Enter Tipsy Typer.

I’ll spare you the mundane and surprisingly frustrating story that is the search for an adequate blog name someone else hasn’t already scooped up. Curses to those who came up with my ideas a year before they ever found their way into my head. Okay, kudos for jumping out on that limb long before I found my own wings- but still- a few curses. Little ones. Okay, I’ll still read your own damnably clever blog.

This cozy little home of mine is the first step, and after all is said and done, I have to say I am exhilarated to actually be doing it. I’m not going to pretend that I have this whole writing thing figured out- in fact, this blog will mostly be about my own journey trying to navigate this complicated little ecosystem we seem to have. I’ll make mistakes- but perhaps I can stop others from repeating them. This will also be a place for those odds and ends I find in my research, it will be a testament to the daily happenings that shape my work- after all, inspiration comes from the most unlikely of places.

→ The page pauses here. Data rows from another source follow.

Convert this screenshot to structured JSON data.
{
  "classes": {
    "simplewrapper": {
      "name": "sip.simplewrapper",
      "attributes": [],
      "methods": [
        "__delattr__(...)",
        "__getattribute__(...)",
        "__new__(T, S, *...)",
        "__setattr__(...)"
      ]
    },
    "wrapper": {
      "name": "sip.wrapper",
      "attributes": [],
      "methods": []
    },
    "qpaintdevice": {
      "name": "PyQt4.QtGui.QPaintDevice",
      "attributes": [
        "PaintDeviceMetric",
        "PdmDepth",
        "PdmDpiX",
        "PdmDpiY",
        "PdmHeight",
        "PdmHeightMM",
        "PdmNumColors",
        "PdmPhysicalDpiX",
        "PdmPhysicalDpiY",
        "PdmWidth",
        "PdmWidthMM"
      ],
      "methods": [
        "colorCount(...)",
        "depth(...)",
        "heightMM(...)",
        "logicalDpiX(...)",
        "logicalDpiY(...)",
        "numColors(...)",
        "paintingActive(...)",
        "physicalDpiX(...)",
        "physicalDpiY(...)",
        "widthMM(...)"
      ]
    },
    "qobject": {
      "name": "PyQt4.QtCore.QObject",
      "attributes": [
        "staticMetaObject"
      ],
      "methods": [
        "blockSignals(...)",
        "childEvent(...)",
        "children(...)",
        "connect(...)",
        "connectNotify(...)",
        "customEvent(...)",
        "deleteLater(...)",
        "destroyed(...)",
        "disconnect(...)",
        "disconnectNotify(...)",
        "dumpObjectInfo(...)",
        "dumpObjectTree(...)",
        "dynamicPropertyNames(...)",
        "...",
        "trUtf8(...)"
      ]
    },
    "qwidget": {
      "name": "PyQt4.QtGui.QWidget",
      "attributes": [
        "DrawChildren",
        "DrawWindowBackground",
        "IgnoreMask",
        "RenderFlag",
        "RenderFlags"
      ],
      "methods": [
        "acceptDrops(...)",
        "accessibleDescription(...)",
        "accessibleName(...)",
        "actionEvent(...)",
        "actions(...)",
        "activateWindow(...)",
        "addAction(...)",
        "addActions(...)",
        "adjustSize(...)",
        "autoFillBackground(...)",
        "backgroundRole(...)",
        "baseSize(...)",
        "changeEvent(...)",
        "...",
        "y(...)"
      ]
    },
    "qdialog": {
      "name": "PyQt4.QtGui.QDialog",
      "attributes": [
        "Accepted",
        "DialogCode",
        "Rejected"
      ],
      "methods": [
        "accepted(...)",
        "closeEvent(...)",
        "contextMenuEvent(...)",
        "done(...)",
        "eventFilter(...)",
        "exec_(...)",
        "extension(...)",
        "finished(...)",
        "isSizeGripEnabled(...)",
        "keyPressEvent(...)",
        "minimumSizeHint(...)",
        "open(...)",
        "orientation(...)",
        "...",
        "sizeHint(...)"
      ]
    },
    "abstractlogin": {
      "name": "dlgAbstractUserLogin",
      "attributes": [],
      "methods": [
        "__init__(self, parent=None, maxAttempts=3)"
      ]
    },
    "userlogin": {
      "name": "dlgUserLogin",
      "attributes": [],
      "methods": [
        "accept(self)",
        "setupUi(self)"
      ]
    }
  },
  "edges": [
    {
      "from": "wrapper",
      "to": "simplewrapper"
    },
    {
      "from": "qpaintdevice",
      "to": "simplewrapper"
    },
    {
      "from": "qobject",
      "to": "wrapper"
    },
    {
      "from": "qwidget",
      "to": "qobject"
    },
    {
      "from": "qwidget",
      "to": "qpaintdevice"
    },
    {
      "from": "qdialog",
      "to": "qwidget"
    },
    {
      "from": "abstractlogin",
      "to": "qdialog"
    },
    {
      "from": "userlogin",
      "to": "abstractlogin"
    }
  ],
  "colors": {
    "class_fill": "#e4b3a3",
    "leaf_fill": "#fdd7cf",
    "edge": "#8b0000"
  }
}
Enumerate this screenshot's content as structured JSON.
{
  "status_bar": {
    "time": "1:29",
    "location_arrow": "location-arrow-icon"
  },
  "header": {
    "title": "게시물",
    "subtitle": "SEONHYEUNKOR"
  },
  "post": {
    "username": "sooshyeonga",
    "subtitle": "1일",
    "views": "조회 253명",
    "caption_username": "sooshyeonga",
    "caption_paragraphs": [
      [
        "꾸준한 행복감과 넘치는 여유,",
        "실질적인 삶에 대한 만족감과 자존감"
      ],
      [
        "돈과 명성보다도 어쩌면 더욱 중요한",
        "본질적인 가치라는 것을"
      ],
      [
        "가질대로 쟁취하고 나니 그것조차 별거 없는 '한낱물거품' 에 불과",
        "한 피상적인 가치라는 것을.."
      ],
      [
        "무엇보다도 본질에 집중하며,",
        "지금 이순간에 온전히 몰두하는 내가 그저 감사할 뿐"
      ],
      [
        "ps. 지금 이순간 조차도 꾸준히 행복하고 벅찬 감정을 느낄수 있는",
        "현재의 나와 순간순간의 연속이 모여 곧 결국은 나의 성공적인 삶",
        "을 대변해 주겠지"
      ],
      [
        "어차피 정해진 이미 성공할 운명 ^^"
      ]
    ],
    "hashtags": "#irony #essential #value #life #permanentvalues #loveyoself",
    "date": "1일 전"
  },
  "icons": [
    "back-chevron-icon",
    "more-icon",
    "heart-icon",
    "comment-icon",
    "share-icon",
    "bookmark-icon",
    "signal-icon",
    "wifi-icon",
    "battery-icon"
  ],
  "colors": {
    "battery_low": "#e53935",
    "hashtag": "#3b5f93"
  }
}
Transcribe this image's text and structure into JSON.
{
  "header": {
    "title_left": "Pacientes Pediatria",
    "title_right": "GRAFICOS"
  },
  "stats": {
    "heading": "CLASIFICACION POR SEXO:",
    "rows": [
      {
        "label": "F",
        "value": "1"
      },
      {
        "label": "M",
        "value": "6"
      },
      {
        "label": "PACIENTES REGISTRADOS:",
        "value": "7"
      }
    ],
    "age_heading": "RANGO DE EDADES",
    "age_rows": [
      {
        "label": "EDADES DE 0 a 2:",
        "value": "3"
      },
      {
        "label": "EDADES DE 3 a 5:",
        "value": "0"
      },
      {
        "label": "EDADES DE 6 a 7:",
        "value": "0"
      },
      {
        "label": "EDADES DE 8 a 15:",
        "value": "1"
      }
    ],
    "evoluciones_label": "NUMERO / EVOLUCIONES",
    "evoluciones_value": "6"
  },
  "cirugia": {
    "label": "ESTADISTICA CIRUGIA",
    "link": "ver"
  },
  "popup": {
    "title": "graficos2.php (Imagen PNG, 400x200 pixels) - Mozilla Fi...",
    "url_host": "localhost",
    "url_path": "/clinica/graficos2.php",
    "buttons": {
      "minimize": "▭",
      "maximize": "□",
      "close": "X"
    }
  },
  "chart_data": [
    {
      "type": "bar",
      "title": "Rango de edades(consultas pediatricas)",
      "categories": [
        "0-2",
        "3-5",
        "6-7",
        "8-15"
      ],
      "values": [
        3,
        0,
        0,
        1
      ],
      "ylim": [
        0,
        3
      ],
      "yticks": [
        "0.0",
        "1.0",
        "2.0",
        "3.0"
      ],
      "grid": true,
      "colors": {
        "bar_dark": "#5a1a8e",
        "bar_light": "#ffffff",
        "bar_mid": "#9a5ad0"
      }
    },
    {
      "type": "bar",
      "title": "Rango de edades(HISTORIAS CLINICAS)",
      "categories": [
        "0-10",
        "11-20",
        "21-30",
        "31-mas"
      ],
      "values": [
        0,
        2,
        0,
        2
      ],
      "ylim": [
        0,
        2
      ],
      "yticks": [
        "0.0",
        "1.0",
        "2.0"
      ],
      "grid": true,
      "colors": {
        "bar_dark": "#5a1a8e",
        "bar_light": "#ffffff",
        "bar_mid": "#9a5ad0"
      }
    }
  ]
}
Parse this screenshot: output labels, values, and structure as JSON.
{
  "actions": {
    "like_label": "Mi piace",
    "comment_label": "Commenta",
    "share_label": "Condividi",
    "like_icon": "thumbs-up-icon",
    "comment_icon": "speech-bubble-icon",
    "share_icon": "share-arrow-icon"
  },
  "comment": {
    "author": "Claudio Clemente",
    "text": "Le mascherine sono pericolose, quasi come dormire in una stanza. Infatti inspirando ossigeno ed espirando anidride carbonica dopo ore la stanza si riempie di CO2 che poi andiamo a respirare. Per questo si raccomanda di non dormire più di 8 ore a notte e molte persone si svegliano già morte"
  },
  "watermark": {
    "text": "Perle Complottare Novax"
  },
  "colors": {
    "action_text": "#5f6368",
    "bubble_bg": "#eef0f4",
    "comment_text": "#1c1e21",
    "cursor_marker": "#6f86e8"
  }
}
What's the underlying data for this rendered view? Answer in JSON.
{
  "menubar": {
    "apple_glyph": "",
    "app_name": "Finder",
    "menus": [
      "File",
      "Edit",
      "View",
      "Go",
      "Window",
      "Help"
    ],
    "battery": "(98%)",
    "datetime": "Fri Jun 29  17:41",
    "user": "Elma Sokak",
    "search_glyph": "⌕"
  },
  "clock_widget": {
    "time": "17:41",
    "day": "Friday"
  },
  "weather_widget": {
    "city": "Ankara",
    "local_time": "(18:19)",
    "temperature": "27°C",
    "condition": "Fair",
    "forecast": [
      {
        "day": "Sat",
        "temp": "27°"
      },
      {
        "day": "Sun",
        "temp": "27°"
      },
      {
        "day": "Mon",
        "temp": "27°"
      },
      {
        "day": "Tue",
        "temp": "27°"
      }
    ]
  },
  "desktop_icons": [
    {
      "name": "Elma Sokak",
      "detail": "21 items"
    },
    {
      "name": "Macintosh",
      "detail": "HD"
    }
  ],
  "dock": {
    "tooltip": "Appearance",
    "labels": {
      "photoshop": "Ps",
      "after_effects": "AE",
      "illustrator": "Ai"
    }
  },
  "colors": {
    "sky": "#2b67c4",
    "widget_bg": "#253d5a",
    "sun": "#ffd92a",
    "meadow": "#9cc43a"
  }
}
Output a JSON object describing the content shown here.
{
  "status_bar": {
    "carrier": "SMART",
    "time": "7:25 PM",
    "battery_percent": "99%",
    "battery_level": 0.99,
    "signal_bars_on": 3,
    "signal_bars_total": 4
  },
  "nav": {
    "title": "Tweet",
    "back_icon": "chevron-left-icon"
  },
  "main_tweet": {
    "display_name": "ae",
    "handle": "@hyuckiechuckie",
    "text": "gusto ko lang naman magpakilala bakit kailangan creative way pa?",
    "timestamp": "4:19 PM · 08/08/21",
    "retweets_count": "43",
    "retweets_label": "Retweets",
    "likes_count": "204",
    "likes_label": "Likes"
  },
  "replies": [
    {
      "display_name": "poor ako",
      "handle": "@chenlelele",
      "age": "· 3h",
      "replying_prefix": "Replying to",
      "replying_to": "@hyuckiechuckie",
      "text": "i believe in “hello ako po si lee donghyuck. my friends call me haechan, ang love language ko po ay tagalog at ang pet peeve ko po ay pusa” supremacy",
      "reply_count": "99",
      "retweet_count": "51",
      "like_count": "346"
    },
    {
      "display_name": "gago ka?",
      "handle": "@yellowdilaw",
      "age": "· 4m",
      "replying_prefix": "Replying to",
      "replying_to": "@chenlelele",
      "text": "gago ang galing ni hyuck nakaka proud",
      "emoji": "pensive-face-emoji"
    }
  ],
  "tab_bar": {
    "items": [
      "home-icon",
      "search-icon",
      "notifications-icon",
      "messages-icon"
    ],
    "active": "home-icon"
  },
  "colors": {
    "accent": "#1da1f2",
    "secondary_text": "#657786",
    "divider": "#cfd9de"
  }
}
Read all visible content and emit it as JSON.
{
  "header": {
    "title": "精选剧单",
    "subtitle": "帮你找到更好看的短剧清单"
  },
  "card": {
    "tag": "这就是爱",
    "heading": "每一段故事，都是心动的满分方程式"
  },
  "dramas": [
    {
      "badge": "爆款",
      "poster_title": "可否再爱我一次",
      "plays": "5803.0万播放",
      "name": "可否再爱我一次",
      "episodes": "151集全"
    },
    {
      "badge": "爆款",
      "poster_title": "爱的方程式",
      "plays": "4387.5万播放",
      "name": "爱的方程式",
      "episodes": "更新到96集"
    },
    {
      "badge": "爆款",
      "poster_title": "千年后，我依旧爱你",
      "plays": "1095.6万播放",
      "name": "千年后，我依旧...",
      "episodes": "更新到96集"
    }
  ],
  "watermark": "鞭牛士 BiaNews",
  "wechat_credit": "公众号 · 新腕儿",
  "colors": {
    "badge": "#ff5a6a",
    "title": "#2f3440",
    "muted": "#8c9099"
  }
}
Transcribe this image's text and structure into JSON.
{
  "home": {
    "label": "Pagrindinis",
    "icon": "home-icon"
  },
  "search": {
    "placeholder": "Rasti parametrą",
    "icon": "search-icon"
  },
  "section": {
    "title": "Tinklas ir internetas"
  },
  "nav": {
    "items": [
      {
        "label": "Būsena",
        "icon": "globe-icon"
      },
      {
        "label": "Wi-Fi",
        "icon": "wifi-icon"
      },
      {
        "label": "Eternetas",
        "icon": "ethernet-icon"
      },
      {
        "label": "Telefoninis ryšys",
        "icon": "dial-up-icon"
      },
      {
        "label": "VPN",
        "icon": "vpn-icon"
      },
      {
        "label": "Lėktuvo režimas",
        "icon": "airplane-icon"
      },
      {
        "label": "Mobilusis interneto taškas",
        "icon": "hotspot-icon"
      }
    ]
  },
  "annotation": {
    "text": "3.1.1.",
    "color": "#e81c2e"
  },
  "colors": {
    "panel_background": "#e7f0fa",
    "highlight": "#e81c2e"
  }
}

So cheers, my friends, here is to facing our fears. May we help each other climb many more mountains along the way. If there is anything that life has taught me, it’s that the things you are most afraid of have the most to offer you in the end. It’s time to be brave.